▶ **Your assignment**
Among the entries below, find every line that has "icon" and pull it out.

▶ **Extracted entries**
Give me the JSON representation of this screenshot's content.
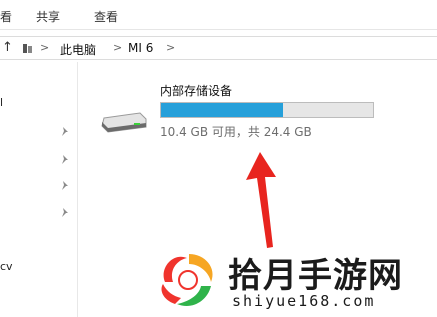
{
  "ribbon": {
    "tabs": [
      "看",
      "共享",
      "查看"
    ]
  },
  "address": {
    "crumbs": [
      "此电脑",
      "MI 6"
    ],
    "up_icon": "up-arrow-icon",
    "separator": ">"
  },
  "nav": {
    "fragments": [
      "l",
      "cv"
    ],
    "pin_icon": "pin-icon"
  },
  "drive": {
    "title": "内部存储设备",
    "subtitle": "10.4 GB 可用，共 24.4 GB",
    "used_fraction": 0.575,
    "icon": "drive-icon",
    "bar_color": "#26a0da"
  },
  "annotation": {
    "arrow_color": "#e8251f"
  },
  "watermark": {
    "brand": "拾月手游网",
    "url": "shiyue168.com"
  }
}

▶ **Result for this task**
    "up_icon": "up-arrow-icon",
    "pin_icon": "pin-icon"
    "icon": "drive-icon",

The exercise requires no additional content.